All three titles were acquired on foreign climes – Gonzalez is yet to fight for a world title in his homeland – and he subsequently ‘cleaned out’ each division, successfully retaining his belts on 11 occasions. Ten title victims failed to finish, as did six of the eight rival world champions he has conquered!
And to paraphrase the Fun Boy Three/Bananarama hit of the early 1980s: ‘It ain’t what he does, but the way that he does it.’ ‘Chocololito’ certainly gets results but there’s a real style and pizzazz to how he carries out his business. At 29, he is in his absolute prime and we should savour him.
The tiny terror brings the quintessential all round package; a granite chin, Ferrari engine, brutal body attack and a hefty dig in both mitts. After years of brilliant drudgery from P4P predecessor ‘Money’ Mayweather, ‘Chocololito’ is of a refreshingly offensive mind. He is blessed with the intuitive balance, co-ordination, precision and judgement of distance that can’t be taught but which all the very greatest possess.
And he is as fearless at the matchmaking table as he is between the ropes, consistently coveting the stiffest tests available. A man of faith and a thoroughly decent human being, Roman is a perfect poster boy for the sport. Belatedly, HBO (US) and BoxNation (Europe) have jumped on board to provide the exposure his gifts unquestionably deserve.
While Gonzalez may lack inches, his credentials more than measure up to the leading P4P competition. Andre Ward – fine fighter – can match him for nous and possibly exceeds the Central American defensively but lacks the ‘pop’ to turn a fight with a single blow which Gonzalez possesses and is compromised by inactivity.
‘The Son of God’s claim will be strengthened if he can neutralise another P4P contender Sergey Kovalev in their light-heavy showdown in November. And if the unbeaten ‘Krusher’ from Russia probably hits harder ounce for ounce than Gonzalez, he concedes to the Nicaraguan nightmare in almost every other department.
Unbeaten Nebrasken light-welter Terence ‘Bud’ Crawford is a box-fighter of boundless potential but his CV presently lacks the depth to merit serious consideration above Gonzalez.
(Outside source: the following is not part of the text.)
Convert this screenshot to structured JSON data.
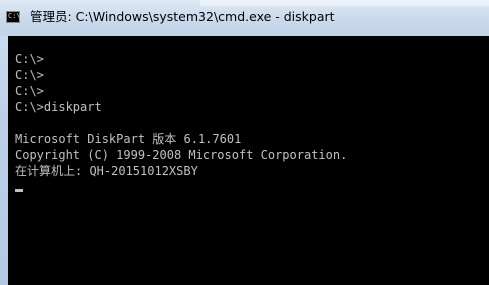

And while ‘Canelo’ Alvarez eclipses all of the above in terms of commercial worth, at elite level the Mexican is ponderous of foot and still exhibits defensive shortcomings. Though he fights the big names, they usually have smaller frames. We can re-assess if he passes the harshest of examinations from Liverpool’s bull strong WBO Super Welter boss Liam Smith on Saturday week.
So that leaves only Kazakh middleweight phenom Gennady Golovkin as a viable alternative to Gonzalez with regards to topping the P4P pile. ‘Triple G’, who defends his barrow load of middleweight titles against Sheffield’s Kell Brook at London’s O2 Arena this weekend, is himself unbeaten in 35 and another serial globetrotter.
Whilst ‘GGG’ can’t claim to have gone unbeaten in the unpaid sphere, he was certainly more decorated, winning the world amateurs plus Olympic silver. He brings a similarly expansive all round game to Gonzalez but, with 32 big kayos, is probably blessed with the heavier artillery. All 16 world title foes were obliterated ahead of schedule.
However, in a career 10 months and 10 fights lighter than ‘Chocololito’s’, the much avoided 34 year old has conquered just three world champions to Gonzalez’s eight. A career middleweight, his portfolio lacks the breadth of weight classes that the Nicaraguan can boast and perhaps that, above all, accords Gonzalez a wafer thin edge. Either way, it’s mighty close.
The sport’s premier pair go head-to-head again on Saturday – albeit on opposite sides of the Atlantic – but Gonzalez faces much the greater challenge.
A stellar victory against the naturally bigger, elite level, ‘bang in his prime’ Cuadras will certainly add a ton of weight to Gonzalez standing as the industry leader.